» Work instruction
With pictures removed, output every record below exactly as written.

» Task input
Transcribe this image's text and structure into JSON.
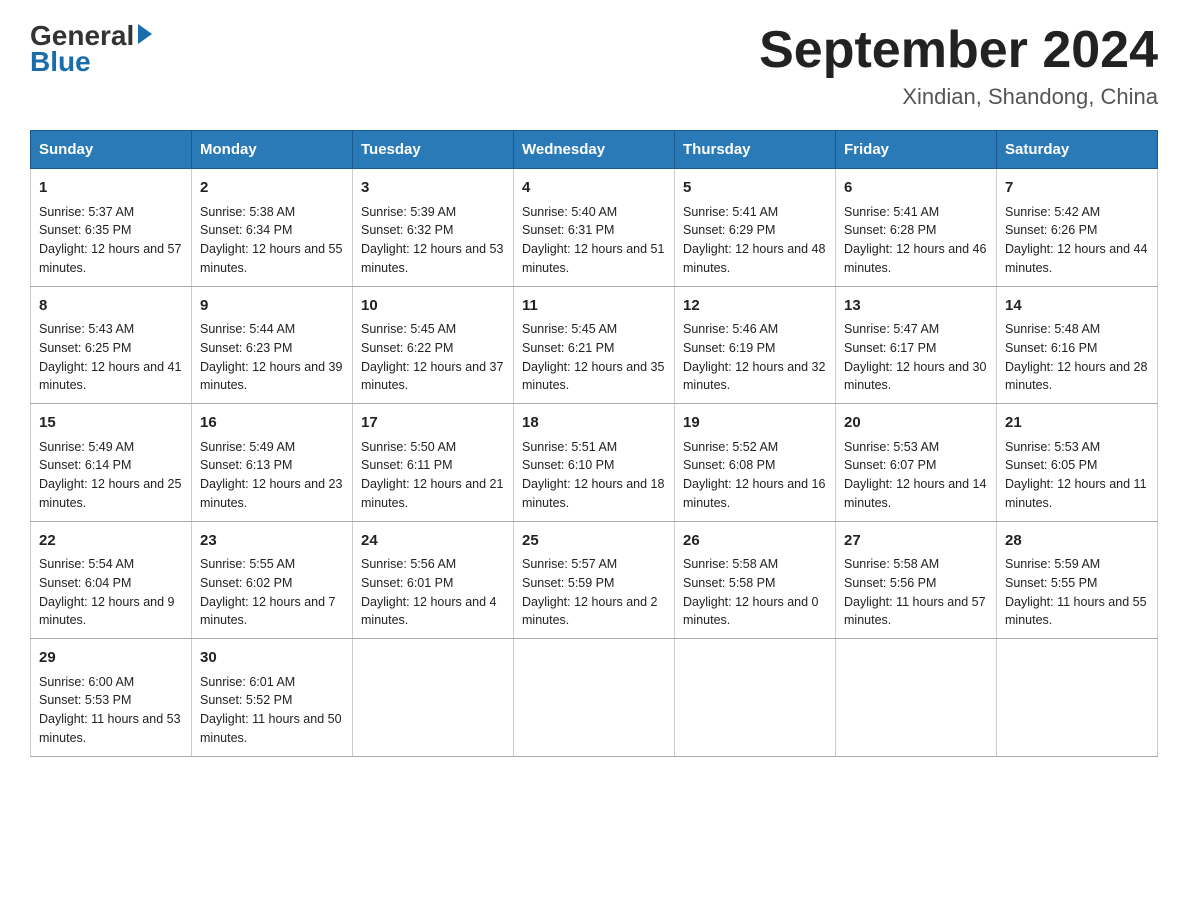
{
  "logo": {
    "general": "General",
    "blue": "Blue"
  },
  "title": "September 2024",
  "location": "Xindian, Shandong, China",
  "days": [
    "Sunday",
    "Monday",
    "Tuesday",
    "Wednesday",
    "Thursday",
    "Friday",
    "Saturday"
  ],
  "weeks": [
    [
      {
        "num": "1",
        "sunrise": "5:37 AM",
        "sunset": "6:35 PM",
        "daylight": "12 hours and 57 minutes."
      },
      {
        "num": "2",
        "sunrise": "5:38 AM",
        "sunset": "6:34 PM",
        "daylight": "12 hours and 55 minutes."
      },
      {
        "num": "3",
        "sunrise": "5:39 AM",
        "sunset": "6:32 PM",
        "daylight": "12 hours and 53 minutes."
      },
      {
        "num": "4",
        "sunrise": "5:40 AM",
        "sunset": "6:31 PM",
        "daylight": "12 hours and 51 minutes."
      },
      {
        "num": "5",
        "sunrise": "5:41 AM",
        "sunset": "6:29 PM",
        "daylight": "12 hours and 48 minutes."
      },
      {
        "num": "6",
        "sunrise": "5:41 AM",
        "sunset": "6:28 PM",
        "daylight": "12 hours and 46 minutes."
      },
      {
        "num": "7",
        "sunrise": "5:42 AM",
        "sunset": "6:26 PM",
        "daylight": "12 hours and 44 minutes."
      }
    ],
    [
      {
        "num": "8",
        "sunrise": "5:43 AM",
        "sunset": "6:25 PM",
        "daylight": "12 hours and 41 minutes."
      },
      {
        "num": "9",
        "sunrise": "5:44 AM",
        "sunset": "6:23 PM",
        "daylight": "12 hours and 39 minutes."
      },
      {
        "num": "10",
        "sunrise": "5:45 AM",
        "sunset": "6:22 PM",
        "daylight": "12 hours and 37 minutes."
      },
      {
        "num": "11",
        "sunrise": "5:45 AM",
        "sunset": "6:21 PM",
        "daylight": "12 hours and 35 minutes."
      },
      {
        "num": "12",
        "sunrise": "5:46 AM",
        "sunset": "6:19 PM",
        "daylight": "12 hours and 32 minutes."
      },
      {
        "num": "13",
        "sunrise": "5:47 AM",
        "sunset": "6:17 PM",
        "daylight": "12 hours and 30 minutes."
      },
      {
        "num": "14",
        "sunrise": "5:48 AM",
        "sunset": "6:16 PM",
        "daylight": "12 hours and 28 minutes."
      }
    ],
    [
      {
        "num": "15",
        "sunrise": "5:49 AM",
        "sunset": "6:14 PM",
        "daylight": "12 hours and 25 minutes."
      },
      {
        "num": "16",
        "sunrise": "5:49 AM",
        "sunset": "6:13 PM",
        "daylight": "12 hours and 23 minutes."
      },
      {
        "num": "17",
        "sunrise": "5:50 AM",
        "sunset": "6:11 PM",
        "daylight": "12 hours and 21 minutes."
      },
      {
        "num": "18",
        "sunrise": "5:51 AM",
        "sunset": "6:10 PM",
        "daylight": "12 hours and 18 minutes."
      },
      {
        "num": "19",
        "sunrise": "5:52 AM",
        "sunset": "6:08 PM",
        "daylight": "12 hours and 16 minutes."
      },
      {
        "num": "20",
        "sunrise": "5:53 AM",
        "sunset": "6:07 PM",
        "daylight": "12 hours and 14 minutes."
      },
      {
        "num": "21",
        "sunrise": "5:53 AM",
        "sunset": "6:05 PM",
        "daylight": "12 hours and 11 minutes."
      }
    ],
    [
      {
        "num": "22",
        "sunrise": "5:54 AM",
        "sunset": "6:04 PM",
        "daylight": "12 hours and 9 minutes."
      },
      {
        "num": "23",
        "sunrise": "5:55 AM",
        "sunset": "6:02 PM",
        "daylight": "12 hours and 7 minutes."
      },
      {
        "num": "24",
        "sunrise": "5:56 AM",
        "sunset": "6:01 PM",
        "daylight": "12 hours and 4 minutes."
      },
      {
        "num": "25",
        "sunrise": "5:57 AM",
        "sunset": "5:59 PM",
        "daylight": "12 hours and 2 minutes."
      },
      {
        "num": "26",
        "sunrise": "5:58 AM",
        "sunset": "5:58 PM",
        "daylight": "12 hours and 0 minutes."
      },
      {
        "num": "27",
        "sunrise": "5:58 AM",
        "sunset": "5:56 PM",
        "daylight": "11 hours and 57 minutes."
      },
      {
        "num": "28",
        "sunrise": "5:59 AM",
        "sunset": "5:55 PM",
        "daylight": "11 hours and 55 minutes."
      }
    ],
    [
      {
        "num": "29",
        "sunrise": "6:00 AM",
        "sunset": "5:53 PM",
        "daylight": "11 hours and 53 minutes."
      },
      {
        "num": "30",
        "sunrise": "6:01 AM",
        "sunset": "5:52 PM",
        "daylight": "11 hours and 50 minutes."
      },
      null,
      null,
      null,
      null,
      null
    ]
  ],
  "labels": {
    "sunrise": "Sunrise: ",
    "sunset": "Sunset: ",
    "daylight": "Daylight: "
  }
}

» Result
Transcribe this image's text and structure into JSON.
{
  "logo": {
    "general": "General",
    "blue": "Blue"
  },
  "title": "September 2024",
  "location": "Xindian, Shandong, China",
  "days": [
    "Sunday",
    "Monday",
    "Tuesday",
    "Wednesday",
    "Thursday",
    "Friday",
    "Saturday"
  ],
  "weeks": [
    [
      {
        "num": "1",
        "sunrise": "5:37 AM",
        "sunset": "6:35 PM",
        "daylight": "12 hours and 57 minutes."
      },
      {
        "num": "2",
        "sunrise": "5:38 AM",
        "sunset": "6:34 PM",
        "daylight": "12 hours and 55 minutes."
      },
      {
        "num": "3",
        "sunrise": "5:39 AM",
        "sunset": "6:32 PM",
        "daylight": "12 hours and 53 minutes."
      },
      {
        "num": "4",
        "sunrise": "5:40 AM",
        "sunset": "6:31 PM",
        "daylight": "12 hours and 51 minutes."
      },
      {
        "num": "5",
        "sunrise": "5:41 AM",
        "sunset": "6:29 PM",
        "daylight": "12 hours and 48 minutes."
      },
      {
        "num": "6",
        "sunrise": "5:41 AM",
        "sunset": "6:28 PM",
        "daylight": "12 hours and 46 minutes."
      },
      {
        "num": "7",
        "sunrise": "5:42 AM",
        "sunset": "6:26 PM",
        "daylight": "12 hours and 44 minutes."
      }
    ],
    [
      {
        "num": "8",
        "sunrise": "5:43 AM",
        "sunset": "6:25 PM",
        "daylight": "12 hours and 41 minutes."
      },
      {
        "num": "9",
        "sunrise": "5:44 AM",
        "sunset": "6:23 PM",
        "daylight": "12 hours and 39 minutes."
      },
      {
        "num": "10",
        "sunrise": "5:45 AM",
        "sunset": "6:22 PM",
        "daylight": "12 hours and 37 minutes."
      },
      {
        "num": "11",
        "sunrise": "5:45 AM",
        "sunset": "6:21 PM",
        "daylight": "12 hours and 35 minutes."
      },
      {
        "num": "12",
        "sunrise": "5:46 AM",
        "sunset": "6:19 PM",
        "daylight": "12 hours and 32 minutes."
      },
      {
        "num": "13",
        "sunrise": "5:47 AM",
        "sunset": "6:17 PM",
        "daylight": "12 hours and 30 minutes."
      },
      {
        "num": "14",
        "sunrise": "5:48 AM",
        "sunset": "6:16 PM",
        "daylight": "12 hours and 28 minutes."
      }
    ],
    [
      {
        "num": "15",
        "sunrise": "5:49 AM",
        "sunset": "6:14 PM",
        "daylight": "12 hours and 25 minutes."
      },
      {
        "num": "16",
        "sunrise": "5:49 AM",
        "sunset": "6:13 PM",
        "daylight": "12 hours and 23 minutes."
      },
      {
        "num": "17",
        "sunrise": "5:50 AM",
        "sunset": "6:11 PM",
        "daylight": "12 hours and 21 minutes."
      },
      {
        "num": "18",
        "sunrise": "5:51 AM",
        "sunset": "6:10 PM",
        "daylight": "12 hours and 18 minutes."
      },
      {
        "num": "19",
        "sunrise": "5:52 AM",
        "sunset": "6:08 PM",
        "daylight": "12 hours and 16 minutes."
      },
      {
        "num": "20",
        "sunrise": "5:53 AM",
        "sunset": "6:07 PM",
        "daylight": "12 hours and 14 minutes."
      },
      {
        "num": "21",
        "sunrise": "5:53 AM",
        "sunset": "6:05 PM",
        "daylight": "12 hours and 11 minutes."
      }
    ],
    [
      {
        "num": "22",
        "sunrise": "5:54 AM",
        "sunset": "6:04 PM",
        "daylight": "12 hours and 9 minutes."
      },
      {
        "num": "23",
        "sunrise": "5:55 AM",
        "sunset": "6:02 PM",
        "daylight": "12 hours and 7 minutes."
      },
      {
        "num": "24",
        "sunrise": "5:56 AM",
        "sunset": "6:01 PM",
        "daylight": "12 hours and 4 minutes."
      },
      {
        "num": "25",
        "sunrise": "5:57 AM",
        "sunset": "5:59 PM",
        "daylight": "12 hours and 2 minutes."
      },
      {
        "num": "26",
        "sunrise": "5:58 AM",
        "sunset": "5:58 PM",
        "daylight": "12 hours and 0 minutes."
      },
      {
        "num": "27",
        "sunrise": "5:58 AM",
        "sunset": "5:56 PM",
        "daylight": "11 hours and 57 minutes."
      },
      {
        "num": "28",
        "sunrise": "5:59 AM",
        "sunset": "5:55 PM",
        "daylight": "11 hours and 55 minutes."
      }
    ],
    [
      {
        "num": "29",
        "sunrise": "6:00 AM",
        "sunset": "5:53 PM",
        "daylight": "11 hours and 53 minutes."
      },
      {
        "num": "30",
        "sunrise": "6:01 AM",
        "sunset": "5:52 PM",
        "daylight": "11 hours and 50 minutes."
      },
      null,
      null,
      null,
      null,
      null
    ]
  ],
  "labels": {
    "sunrise": "Sunrise: ",
    "sunset": "Sunset: ",
    "daylight": "Daylight: "
  }
}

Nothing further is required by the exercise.